Emma has loved to dance since she was a little girl. Now, after a successful career as a ballerina, she finds her world seemingly at an end because of a knee injury. When she goes back home from London to Australia, she learns that her beloved grandmother left her a house on her old sheep farm. She must go there to clean it out, intending to sell it.
Beattie, Emma’s grandmother, was a successful designer and business owner, but many years earlier she had faced heartache and difficult decisions after having an affair with a married man that produced a daughter. Wildflower Hill follows her story of struggling to keep her daughter and trying to provide for her in a small town in Tasmania, while being judged and treated harshly by many.

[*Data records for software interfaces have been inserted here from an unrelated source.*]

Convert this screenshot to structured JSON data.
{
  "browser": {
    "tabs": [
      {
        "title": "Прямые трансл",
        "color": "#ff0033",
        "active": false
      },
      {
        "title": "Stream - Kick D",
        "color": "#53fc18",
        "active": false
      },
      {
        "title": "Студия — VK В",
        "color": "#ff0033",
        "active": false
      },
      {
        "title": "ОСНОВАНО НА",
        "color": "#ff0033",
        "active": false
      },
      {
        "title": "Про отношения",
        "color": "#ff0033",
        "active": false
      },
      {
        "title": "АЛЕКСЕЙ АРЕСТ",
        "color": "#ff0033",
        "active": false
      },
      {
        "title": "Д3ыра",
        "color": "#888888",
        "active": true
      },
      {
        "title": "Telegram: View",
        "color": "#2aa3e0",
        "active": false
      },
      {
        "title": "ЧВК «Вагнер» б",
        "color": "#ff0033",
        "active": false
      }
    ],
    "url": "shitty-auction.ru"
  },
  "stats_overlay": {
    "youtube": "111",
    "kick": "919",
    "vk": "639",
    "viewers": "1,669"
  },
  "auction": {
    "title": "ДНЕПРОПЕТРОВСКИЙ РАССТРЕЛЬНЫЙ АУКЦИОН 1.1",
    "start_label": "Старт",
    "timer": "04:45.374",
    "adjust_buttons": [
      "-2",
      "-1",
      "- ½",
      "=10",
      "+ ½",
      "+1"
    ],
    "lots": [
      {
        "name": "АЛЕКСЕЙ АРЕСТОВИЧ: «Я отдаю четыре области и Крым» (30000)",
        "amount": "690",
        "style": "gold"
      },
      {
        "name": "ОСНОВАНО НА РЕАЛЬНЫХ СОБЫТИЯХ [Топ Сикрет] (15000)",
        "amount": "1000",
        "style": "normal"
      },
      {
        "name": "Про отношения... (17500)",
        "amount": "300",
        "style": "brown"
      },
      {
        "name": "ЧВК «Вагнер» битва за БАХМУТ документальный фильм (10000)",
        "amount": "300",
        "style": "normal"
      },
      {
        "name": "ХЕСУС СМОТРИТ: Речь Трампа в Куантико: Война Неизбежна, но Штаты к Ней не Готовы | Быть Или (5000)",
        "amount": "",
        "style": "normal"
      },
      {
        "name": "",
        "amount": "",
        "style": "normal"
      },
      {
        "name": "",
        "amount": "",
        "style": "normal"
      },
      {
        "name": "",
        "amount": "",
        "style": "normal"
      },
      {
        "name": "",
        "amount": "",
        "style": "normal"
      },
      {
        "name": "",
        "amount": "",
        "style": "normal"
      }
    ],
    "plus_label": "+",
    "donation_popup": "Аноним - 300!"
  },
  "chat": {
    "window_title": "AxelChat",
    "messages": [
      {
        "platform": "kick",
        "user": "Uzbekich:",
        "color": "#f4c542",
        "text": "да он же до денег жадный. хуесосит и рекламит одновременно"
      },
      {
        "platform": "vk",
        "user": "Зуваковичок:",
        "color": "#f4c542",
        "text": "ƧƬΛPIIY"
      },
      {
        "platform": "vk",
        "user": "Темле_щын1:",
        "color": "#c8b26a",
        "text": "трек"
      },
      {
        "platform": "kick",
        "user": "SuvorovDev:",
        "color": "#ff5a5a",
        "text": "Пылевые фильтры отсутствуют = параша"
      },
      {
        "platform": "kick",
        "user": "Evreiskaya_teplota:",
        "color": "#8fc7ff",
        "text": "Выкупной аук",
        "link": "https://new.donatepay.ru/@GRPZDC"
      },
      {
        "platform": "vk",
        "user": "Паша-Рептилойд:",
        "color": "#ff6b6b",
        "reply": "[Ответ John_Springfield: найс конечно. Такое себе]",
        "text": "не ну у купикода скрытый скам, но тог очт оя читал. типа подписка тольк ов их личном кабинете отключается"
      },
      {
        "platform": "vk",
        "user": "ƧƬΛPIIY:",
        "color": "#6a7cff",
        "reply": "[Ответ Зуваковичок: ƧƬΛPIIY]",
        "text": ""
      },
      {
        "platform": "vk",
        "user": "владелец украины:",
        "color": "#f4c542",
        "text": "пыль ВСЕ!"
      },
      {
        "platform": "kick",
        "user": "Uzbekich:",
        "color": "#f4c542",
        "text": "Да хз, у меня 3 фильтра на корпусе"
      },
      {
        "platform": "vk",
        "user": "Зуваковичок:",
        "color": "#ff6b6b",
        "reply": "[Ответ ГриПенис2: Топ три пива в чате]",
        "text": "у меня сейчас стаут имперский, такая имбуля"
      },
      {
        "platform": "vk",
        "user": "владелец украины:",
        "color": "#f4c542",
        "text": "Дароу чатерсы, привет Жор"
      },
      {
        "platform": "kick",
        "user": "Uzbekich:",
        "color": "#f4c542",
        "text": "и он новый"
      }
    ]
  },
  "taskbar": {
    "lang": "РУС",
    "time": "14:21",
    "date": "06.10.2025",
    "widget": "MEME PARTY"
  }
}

She persevered, but her future family never had any idea of what she had to give up.
As badly as Emma is hurt by the blow dealt to her not only by the injury but by the breakup with her boyfriend just before it, she tries to keep herself isolated at Wildflower Hill. But slowly she finds herself involved with some of the locals, as she digs through boxes and discovers secrets about Beattie. Can she open herself up to a new life, new love, new possibilities? How can her late grandmother still help her?
As much as the current-day story focuses on Emma, this book is primarily about Beattie. Emma’s story is much briefer. The reader can’t help but feel drawn into Beattie’s story, into all the ways she is beaten down by circumstance and by some poor choices. But she reminds herself to keep going, to be strong for herself and her daughter, and she even finds love, but at great cost. I found myself unable to put this book down towards the end and just had to finish it late into the night.
Rated: Mild, for a few mild instances of language, some brief violence, and a few mild sexual references.